back to schoolWe’re thrilled with the reader enthusiasm last fall’s Semester of Southern Foodways series generated. This spring, foodways professor Dr. Catarina Passidomo teaches an anthropology course on Food, Place, and Power, and we again have the privilege of seeing how the study of foodways plays out in her classroom. Take a peek at the course description and syllabus below, and stay tuned for our first dispatch from the foodways classroom.

Food, Place, and Power

A course by Dr. Catarina Passidomo at the University of Mississippi

What do you know about where the food you eat comes from? Every day we consume food that is produced hundreds or even thousands of miles away.
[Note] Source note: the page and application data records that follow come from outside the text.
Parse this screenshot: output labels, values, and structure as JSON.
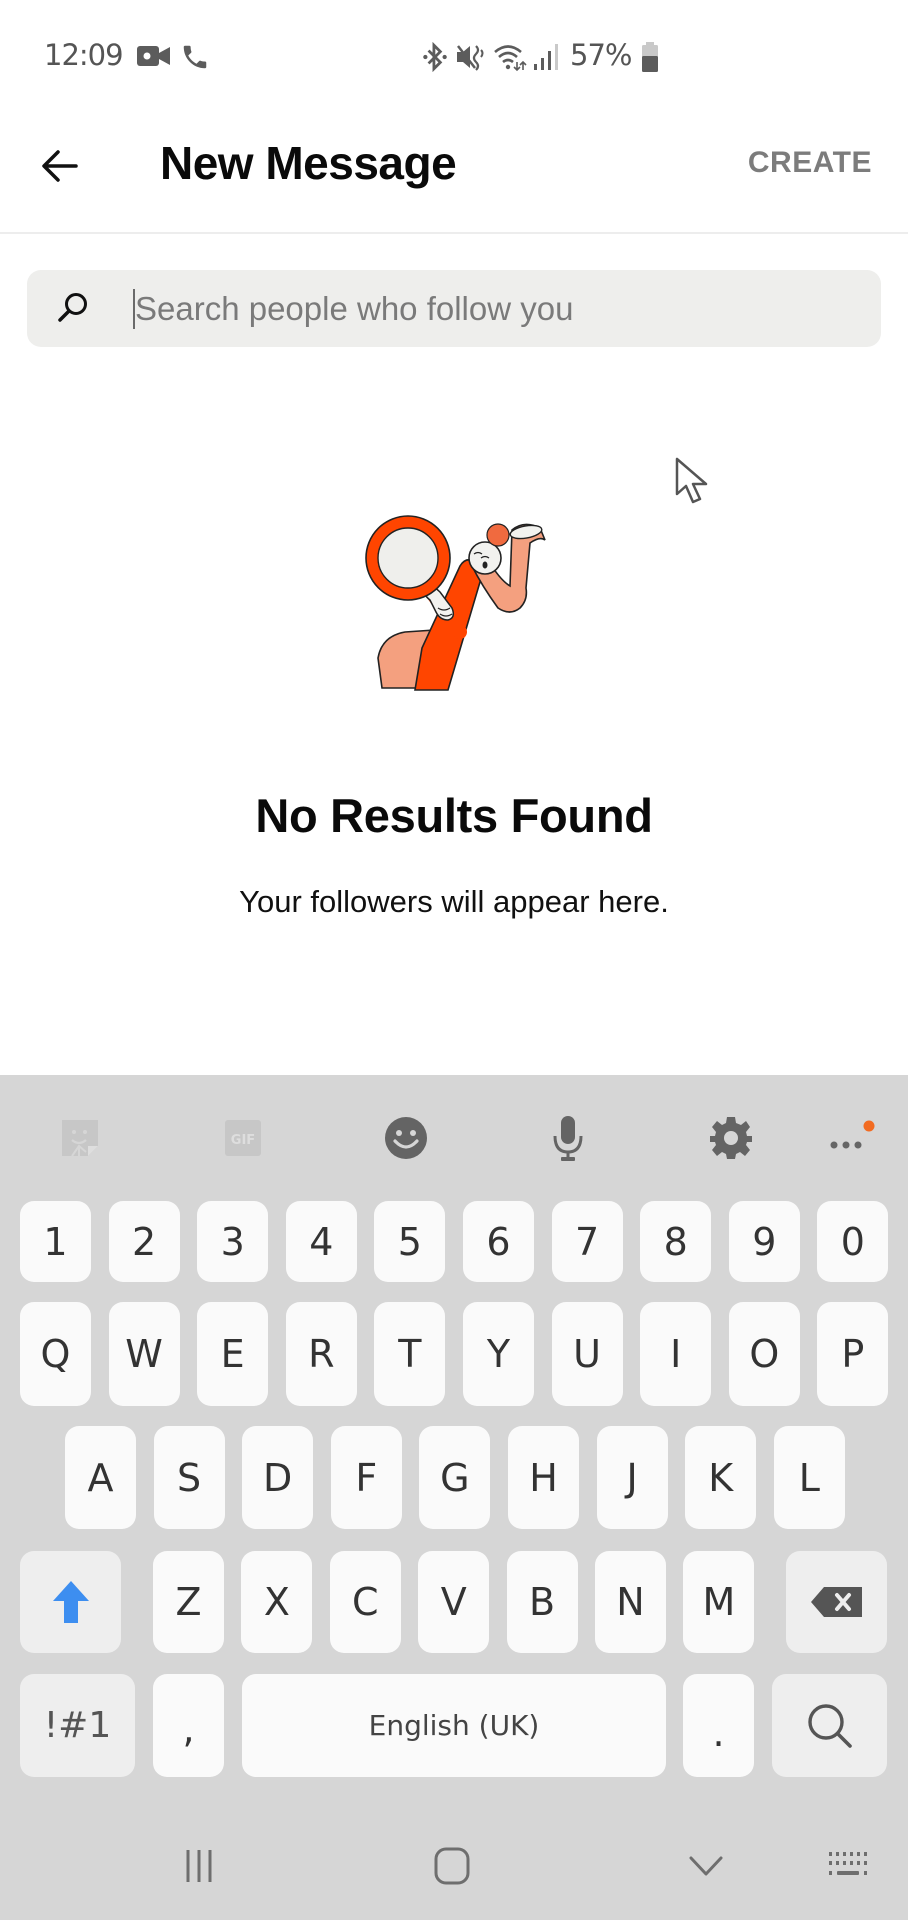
{
  "status_bar": {
    "time": "12:09",
    "battery_percent": "57%",
    "icons": [
      "video-call-icon",
      "phone-call-icon",
      "bluetooth-icon",
      "mute-vibrate-icon",
      "wifi-icon",
      "signal-icon",
      "battery-icon"
    ]
  },
  "header": {
    "back_icon": "arrow-left-icon",
    "title": "New Message",
    "create_label": "CREATE"
  },
  "search": {
    "placeholder": "Search people who follow you",
    "value": ""
  },
  "empty_state": {
    "illustration": "person-with-magnifying-glass",
    "title": "No Results Found",
    "subtitle": "Your followers will appear here."
  },
  "keyboard": {
    "toolbar": [
      {
        "name": "sticker-icon"
      },
      {
        "name": "gif-icon",
        "label": "GIF"
      },
      {
        "name": "emoji-icon"
      },
      {
        "name": "microphone-icon"
      },
      {
        "name": "settings-gear-icon"
      },
      {
        "name": "more-options-icon",
        "badge_color": "#f26b21"
      }
    ],
    "rows": {
      "numbers": [
        "1",
        "2",
        "3",
        "4",
        "5",
        "6",
        "7",
        "8",
        "9",
        "0"
      ],
      "row1": [
        "Q",
        "W",
        "E",
        "R",
        "T",
        "Y",
        "U",
        "I",
        "O",
        "P"
      ],
      "row2": [
        "A",
        "S",
        "D",
        "F",
        "G",
        "H",
        "J",
        "K",
        "L"
      ],
      "row3": [
        "Z",
        "X",
        "C",
        "V",
        "B",
        "N",
        "M"
      ]
    },
    "symbols_label": "!#1",
    "comma_label": ",",
    "space_label": "English (UK)",
    "period_label": ".",
    "shift_color": "#3d8ef0"
  },
  "nav_bar": {
    "recents_icon": "recent-apps-icon",
    "home_icon": "home-icon",
    "back_icon": "hide-keyboard-chevron-icon",
    "keyboard_icon": "keyboard-switch-icon"
  },
  "colors": {
    "accent_orange": "#ff4500",
    "peach": "#f4a07f",
    "keyboard_bg": "#d6d6d6",
    "key_bg": "#fafafa"
  }
}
For breakfast, we may eat oranges from Florida, jam that was packaged in England, granola that contains nuts grown in Hawaii, or drink coffee made from beans that grow in Brazil. Or, we might be eating eggs from our backyard chickens or peaches grown by a local farmer. In any case, the “act of eating” links us into geographic networks of food production, distribution, consumption, and, ultimately power (Who decides what those networks look like? Who profits from this system?).

Each time we eat, we are connected by complex commodity chains to growers in Latin America, processors in Europe, labor leaders in the Caribbean, trade negotiators in Washington, D.C., and their counterparts in dozens of countries. Meanwhile, the modern food system relies upon considerable social dislocation and environmental disruption. The rise of international markets for foodstuffs is closely linked to the history of colonialism and empire, as well as to agricultural, industrial, technological, and social revolutions. Entire national economies have been formed based on the export of single commodities such as coffee or sugar.

This course is intended to inform you about the “where” of your food, stimulate your curiosity about where your food comes from, and illustrate how people, places, governments, and economies are connected to one another in the production of food, and how those connections are made possible. In addition to considering the modern food system, we’ll consider alternatives to it, and how those alternatives are also made to account for social, political, and ecological concerns.

Course Readings

Why study food?

Introduction to the course

Reynolds and Agyeman. 2015. “Food studies is not as frivolous as you might think.”

Production and Consumption

Mintz, Sidney. 1985. Sweetness and Power: The Place of Sugar in Modern History. New York: Penguin Books

Introduction, Chapters 1-3

Power, Eating and Being

Mintz, Chapters 4-5

From Farming to Agribusiness

Whatmore, S. (1995) From farming to agribusiness.

Film: Food, Inc.

Food, Culture, and Place

Gabaccia, Donna R. 1998. We Are What We Eat: Ethnic Food and the Making of Americans. Cambridge, MA: Harvard University Press.

Introduction, Chapters 1-3

“Traditional” and Industrial Food and Farming

Gabaccia, Chapters 4-7

Food and Identity

Gabaccia, Chapter 8 and Conclusion

Film: Finding Gaston

Bread! The Staff of Life

Bobrow-Strain, Aaron. 2012. White Bread: A Social History of the Store-Bought Loaf. Boston: Beacon Press.

Introduction, Chapters 1-3

Food Discourse

Bobrow-Strain, Chapters 4-6, Conclusion

The Production of Unequal Access

Alkon, Alison Hope and Julian Agyeman. 2011. Cultivating Food Justice: Race, Class, and Sustainability. Cambridge, MA: The MIT Press.

Introduction and Part I (The Production of Unequal Access)

Film: Soul Food Junkies

Consumption Denied

Alkon and Agyeman: Chapter 5-6

Will Work for Food Justice

Alkon and Agyeman: Chapters 7-11 and 8

Future Directions

Alkon and Agyeman: Chapters 12-15

Beyond Food?

Passidomo (2013) Beyond food.

Film Food Chains